** Material provided follows **

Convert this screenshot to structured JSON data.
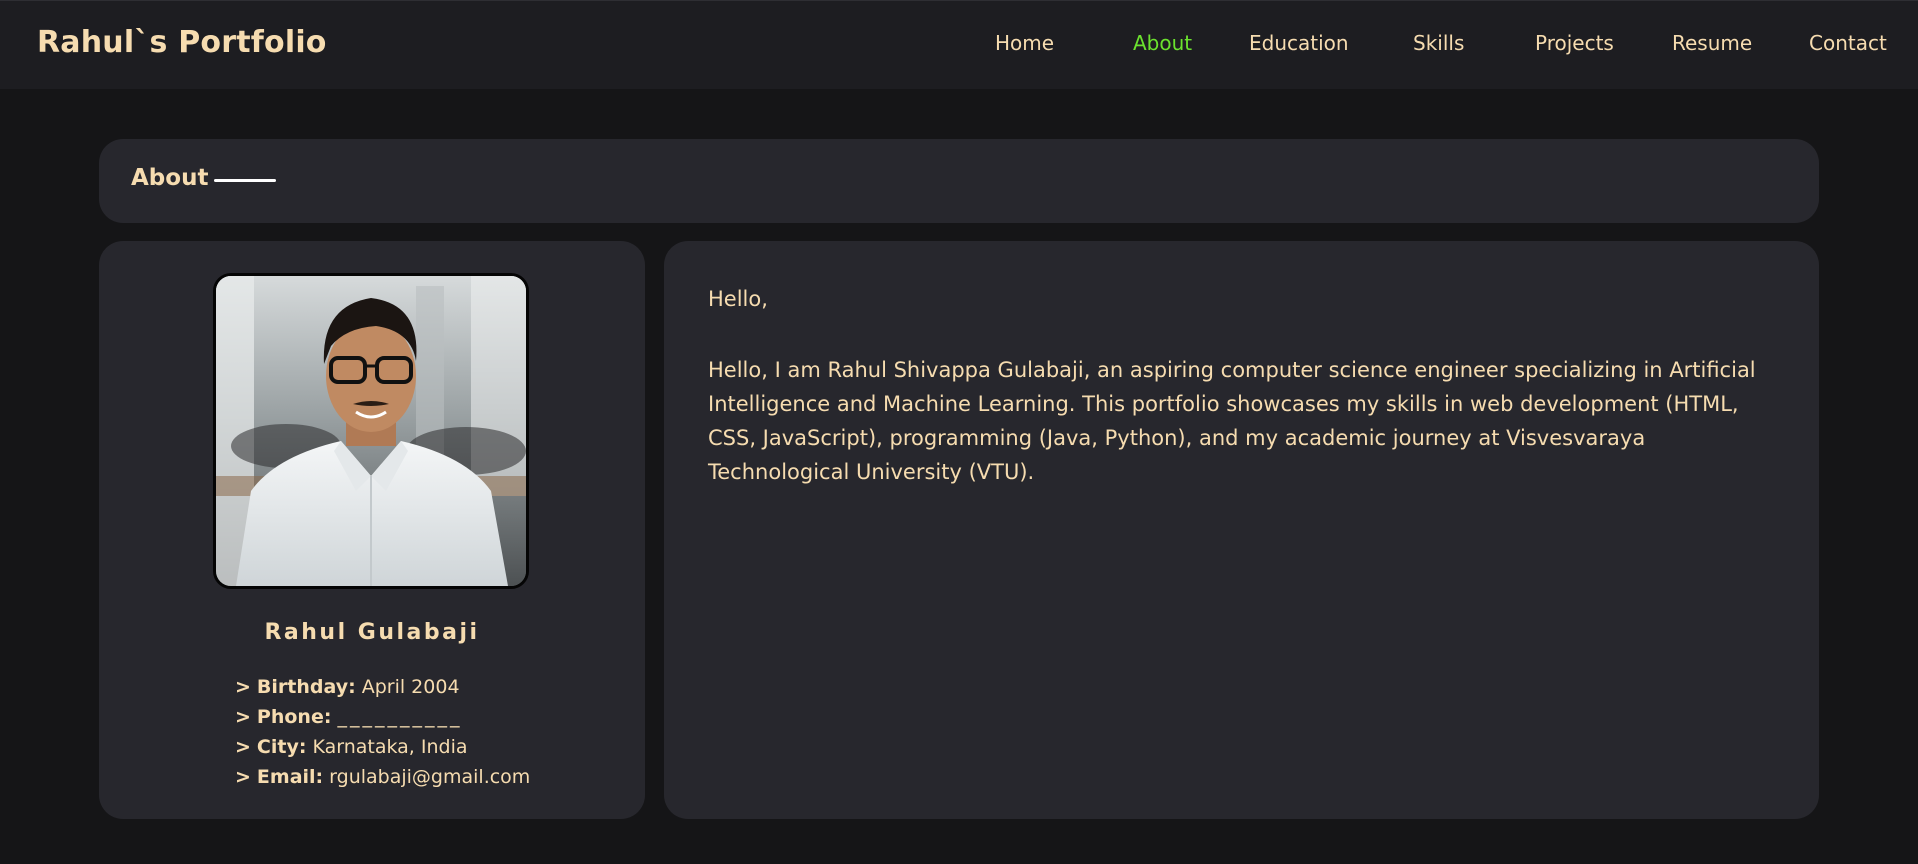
{
  "brand": "Rahul`s Portfolio",
  "nav": {
    "items": [
      "Home",
      "About",
      "Education",
      "Skills",
      "Projects",
      "Resume",
      "Contact"
    ],
    "active": "About"
  },
  "about_section": {
    "title": "About"
  },
  "profile": {
    "name": "Rahul Gulabaji",
    "chevron": ">",
    "birthday_label": "Birthday:",
    "birthday_value": "April 2004",
    "phone_label": "Phone:",
    "phone_value": "__________",
    "city_label": "City:",
    "city_value": "Karnataka, India",
    "email_label": "Email:",
    "email_value": "rgulabaji@gmail.com"
  },
  "bio": {
    "greeting": "Hello,",
    "text": "Hello, I am Rahul Shivappa Gulabaji, an aspiring computer science engineer specializing in Artificial Intelligence and Machine Learning. This portfolio showcases my skills in web development (HTML, CSS, JavaScript), programming (Java, Python), and my academic journey at Visvesvaraya Technological University (VTU)."
  },
  "colors": {
    "accent_active": "#6be22e",
    "text": "#f6dcb0",
    "background": "#151517",
    "card": "#27272d",
    "navbar": "#1d1d21"
  }
}
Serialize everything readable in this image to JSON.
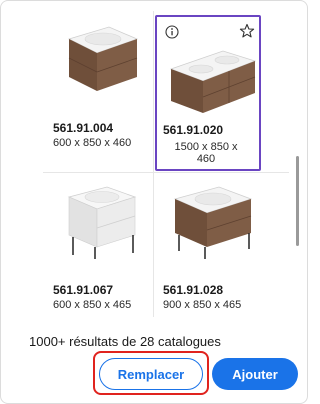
{
  "products": [
    {
      "code": "561.91.004",
      "dims": "600 x  850 x  460",
      "finish": "wood",
      "selected": false
    },
    {
      "code": "561.91.020",
      "dims": "1500 x  850 x\n460",
      "finish": "wood",
      "selected": true
    },
    {
      "code": "561.91.067",
      "dims": "600 x  850 x  465",
      "finish": "white",
      "selected": false
    },
    {
      "code": "561.91.028",
      "dims": "900 x  850 x  465",
      "finish": "wood",
      "selected": false
    }
  ],
  "results_text": "1000+ résultats de 28 catalogues",
  "buttons": {
    "replace_label": "Remplacer",
    "add_label": "Ajouter"
  },
  "colors": {
    "accent": "#1a73e8",
    "selection": "#6a45c2",
    "highlight": "#e0231e",
    "wood": "#7a5a45",
    "white_cabinet": "#e8e8e8"
  }
}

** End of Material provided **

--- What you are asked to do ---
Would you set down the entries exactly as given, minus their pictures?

--- Response area ---
Convert this screenshot to structured JSON data.
{
  "brand": "Rahul`s Portfolio",
  "nav": {
    "items": [
      "Home",
      "About",
      "Education",
      "Skills",
      "Projects",
      "Resume",
      "Contact"
    ],
    "active": "About"
  },
  "about_section": {
    "title": "About"
  },
  "profile": {
    "name": "Rahul Gulabaji",
    "chevron": ">",
    "birthday_label": "Birthday:",
    "birthday_value": "April 2004",
    "phone_label": "Phone:",
    "phone_value": "__________",
    "city_label": "City:",
    "city_value": "Karnataka, India",
    "email_label": "Email:",
    "email_value": "rgulabaji@gmail.com"
  },
  "bio": {
    "greeting": "Hello,",
    "text": "Hello, I am Rahul Shivappa Gulabaji, an aspiring computer science engineer specializing in Artificial Intelligence and Machine Learning. This portfolio showcases my skills in web development (HTML, CSS, JavaScript), programming (Java, Python), and my academic journey at Visvesvaraya Technological University (VTU)."
  },
  "colors": {
    "accent_active": "#6be22e",
    "text": "#f6dcb0",
    "background": "#151517",
    "card": "#27272d",
    "navbar": "#1d1d21"
  }
}
Serialize everything readable in this image to JSON.
{
  "products": [
    {
      "code": "561.91.004",
      "dims": "600 x  850 x  460",
      "finish": "wood",
      "selected": false
    },
    {
      "code": "561.91.020",
      "dims": "1500 x  850 x\n460",
      "finish": "wood",
      "selected": true
    },
    {
      "code": "561.91.067",
      "dims": "600 x  850 x  465",
      "finish": "white",
      "selected": false
    },
    {
      "code": "561.91.028",
      "dims": "900 x  850 x  465",
      "finish": "wood",
      "selected": false
    }
  ],
  "results_text": "1000+ résultats de 28 catalogues",
  "buttons": {
    "replace_label": "Remplacer",
    "add_label": "Ajouter"
  },
  "colors": {
    "accent": "#1a73e8",
    "selection": "#6a45c2",
    "highlight": "#e0231e",
    "wood": "#7a5a45",
    "white_cabinet": "#e8e8e8"
  }
}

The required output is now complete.